Cyclone by Will Cordeiro

The sermon done, I straggled past the barn,
sun hawking blood through haze. Burnt noonlight scorched
dead yellow grass and seeded clover — storm
fast, gray brains above me soldered. My thoughts forking,

I stalked past thickets to a freckled culvert
that older children liked to laze and wander
in. But fleeing water, they’d sought cover
from bruise-razed contusions of the thunder-

heads that rumbled over. Long hidden
rivers whispered through fraught limbs and spires.
Cross gulch, I stumbled where stray paths had bidden –
leapt meadows, swaying like blond hair on fire.

So back through checkered shade and summer moss
I raced toward a crumbled hunting blind,
wind-tossed, ransacked by weather. Stunned across
the upstart crops, I ran off hard to find

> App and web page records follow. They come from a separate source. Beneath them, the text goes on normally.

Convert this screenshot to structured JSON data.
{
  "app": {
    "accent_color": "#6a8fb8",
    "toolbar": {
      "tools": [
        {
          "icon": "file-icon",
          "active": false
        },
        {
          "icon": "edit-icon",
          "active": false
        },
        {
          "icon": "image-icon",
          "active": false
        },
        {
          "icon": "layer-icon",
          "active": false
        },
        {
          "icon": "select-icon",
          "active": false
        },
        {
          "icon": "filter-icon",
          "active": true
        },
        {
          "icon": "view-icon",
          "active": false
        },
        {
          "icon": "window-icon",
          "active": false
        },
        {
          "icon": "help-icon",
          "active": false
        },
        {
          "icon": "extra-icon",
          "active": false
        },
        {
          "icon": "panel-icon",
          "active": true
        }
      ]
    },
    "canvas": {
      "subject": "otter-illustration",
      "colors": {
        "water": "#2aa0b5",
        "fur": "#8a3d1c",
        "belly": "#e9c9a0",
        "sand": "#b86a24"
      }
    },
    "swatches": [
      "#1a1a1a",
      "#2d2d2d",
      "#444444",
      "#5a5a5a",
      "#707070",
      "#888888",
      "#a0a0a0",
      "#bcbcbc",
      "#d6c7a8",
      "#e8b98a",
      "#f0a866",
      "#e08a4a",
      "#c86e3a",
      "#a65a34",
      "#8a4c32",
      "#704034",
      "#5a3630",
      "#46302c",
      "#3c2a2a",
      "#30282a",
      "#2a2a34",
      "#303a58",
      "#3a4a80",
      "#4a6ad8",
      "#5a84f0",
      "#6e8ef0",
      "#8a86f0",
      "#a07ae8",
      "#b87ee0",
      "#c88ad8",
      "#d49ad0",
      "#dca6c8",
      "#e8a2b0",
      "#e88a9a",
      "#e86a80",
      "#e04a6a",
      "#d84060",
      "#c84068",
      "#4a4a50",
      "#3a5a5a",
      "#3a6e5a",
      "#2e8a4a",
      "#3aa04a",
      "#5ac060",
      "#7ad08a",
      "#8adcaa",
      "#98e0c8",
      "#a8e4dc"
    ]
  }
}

no grown-ups coming from the late church supper.
I searched dense columns of the ripened ears,
which glistened higher than my silken top;
I listened to each grass-blade bend, career,

and warble with the cricks. The wind unrolled
electric wire — I tripped across the blighted
earth, lashed back and forth by forces, holding
quick. One cross-cracked, bat-flight blink of lightning

fell. Its snapshot dappled every tongue it crazed:
the chapel bells, the windmills each went whirling.
A tall boy blocked my way, spit in my face,
and told me that my momma was a whore.

His brother, stronger, pummeled me until
I sprawled out in the field. The first one took
his member out and felt me up and spilled
his stuff. All I remember then, I shook

away and clawed and yelled for help, for grace
or mercy. But the third and youngest boy
still beating off, the others held my face
and made me open up my mouth, annoyed

he took so long. I bit a hand down hard;
I lunged. The oldest promised he would plow
me good and have his way. The others started
pushing me, spread-eagled, in a furrow,

level. That’s when the heavens broke. The sky
had tunneled black: up-sucked high winds were prizing
trees, and closer, clothes hung out went flying;
a silo lofted from the flat horizon —

air flush with dust and lashing grains. I scrapped
and rushed across a cusp, scum slashing grips —
I twisted loose and off from where they grabbed
my wrist and dashed past slush at last and slipped

through labyrinths of maize, through spears and spare
dark rows. Came to the outlines of a building
just past the river’s drowning shoulder where
I heard the chatter of the neighbor children.

But when I followed, they made sure to pass
until the voices were the river’s own.
A piece of straw had pierced through solid glass –
tree-caught, a plowshare like a guillotine hung down.

The gale had finished and the clouds were frayed.
I smoothed my flowered dress, though one long stitch
still dragged; brushed off what grime I could and prayed;
undid the latch. I braced for daddy’s switch.

“Thank god that you’re intact,” my momma said.
“You’re dirty,” daddy sniffed between two swigs.
“I sheltered in some thorns. I thought I’s dead,”
I hemmed, accounting for my blemished figure.

My daddy whip-tugged off his leather belt.
I bent my backside to display my bottom;
he whacked me till I swelled with rigid welts.
The soil now smelled fertile, wet, and rotten.

Will Cordeiro
will_photo_black_and_white_with_hat_optWill Cordeiro has work appearing or forthcoming in Copper Nickel, Crab Orchard Review, DIAGRAM, Fourteen Hills, New Madrid, Painted Bride Quarterly, Phoebe, Valparaiso Poetry Review, Whiskey Island, and elsewhere. He lives in Flagstaff, where he is a faculty member in the Honors Program at Northern Arizona University.